◆ **BRIEF**:
The response should consist of the records that follow, repeated exactly.

Page and application data records:
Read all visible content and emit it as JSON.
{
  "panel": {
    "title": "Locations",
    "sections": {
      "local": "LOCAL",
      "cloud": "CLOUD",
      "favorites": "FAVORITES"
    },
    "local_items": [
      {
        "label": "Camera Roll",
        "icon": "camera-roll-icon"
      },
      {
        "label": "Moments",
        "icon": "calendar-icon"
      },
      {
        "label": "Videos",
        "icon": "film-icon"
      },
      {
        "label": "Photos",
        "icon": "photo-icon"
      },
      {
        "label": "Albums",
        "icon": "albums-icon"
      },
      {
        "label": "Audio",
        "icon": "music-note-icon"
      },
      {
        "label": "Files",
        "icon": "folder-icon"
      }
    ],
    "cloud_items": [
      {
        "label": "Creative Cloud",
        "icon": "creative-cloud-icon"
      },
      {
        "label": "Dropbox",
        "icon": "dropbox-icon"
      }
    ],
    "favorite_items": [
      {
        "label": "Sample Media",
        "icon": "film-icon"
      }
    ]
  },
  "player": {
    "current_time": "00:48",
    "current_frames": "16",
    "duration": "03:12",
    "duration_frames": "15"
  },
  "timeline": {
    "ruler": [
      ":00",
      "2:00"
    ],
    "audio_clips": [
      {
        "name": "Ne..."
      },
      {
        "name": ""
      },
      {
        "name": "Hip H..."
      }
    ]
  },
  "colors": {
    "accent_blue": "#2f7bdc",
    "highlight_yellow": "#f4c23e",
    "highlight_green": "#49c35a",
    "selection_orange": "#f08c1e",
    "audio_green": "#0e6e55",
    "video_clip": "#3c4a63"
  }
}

◆ **SOLUTION TO THIS PROBLEM**:
Read all visible content and emit it as JSON.
{
  "panel": {
    "title": "Locations",
    "sections": {
      "local": "LOCAL",
      "cloud": "CLOUD",
      "favorites": "FAVORITES"
    },
    "local_items": [
      {
        "label": "Camera Roll",
        "icon": "camera-roll-icon"
      },
      {
        "label": "Moments",
        "icon": "calendar-icon"
      },
      {
        "label": "Videos",
        "icon": "film-icon"
      },
      {
        "label": "Photos",
        "icon": "photo-icon"
      },
      {
        "label": "Albums",
        "icon": "albums-icon"
      },
      {
        "label": "Audio",
        "icon": "music-note-icon"
      },
      {
        "label": "Files",
        "icon": "folder-icon"
      }
    ],
    "cloud_items": [
      {
        "label": "Creative Cloud",
        "icon": "creative-cloud-icon"
      },
      {
        "label": "Dropbox",
        "icon": "dropbox-icon"
      }
    ],
    "favorite_items": [
      {
        "label": "Sample Media",
        "icon": "film-icon"
      }
    ]
  },
  "player": {
    "current_time": "00:48",
    "current_frames": "16",
    "duration": "03:12",
    "duration_frames": "15"
  },
  "timeline": {
    "ruler": [
      ":00",
      "2:00"
    ],
    "audio_clips": [
      {
        "name": "Ne..."
      },
      {
        "name": ""
      },
      {
        "name": "Hip H..."
      }
    ]
  },
  "colors": {
    "accent_blue": "#2f7bdc",
    "highlight_yellow": "#f4c23e",
    "highlight_green": "#49c35a",
    "selection_orange": "#f08c1e",
    "audio_green": "#0e6e55",
    "video_clip": "#3c4a63"
  }
}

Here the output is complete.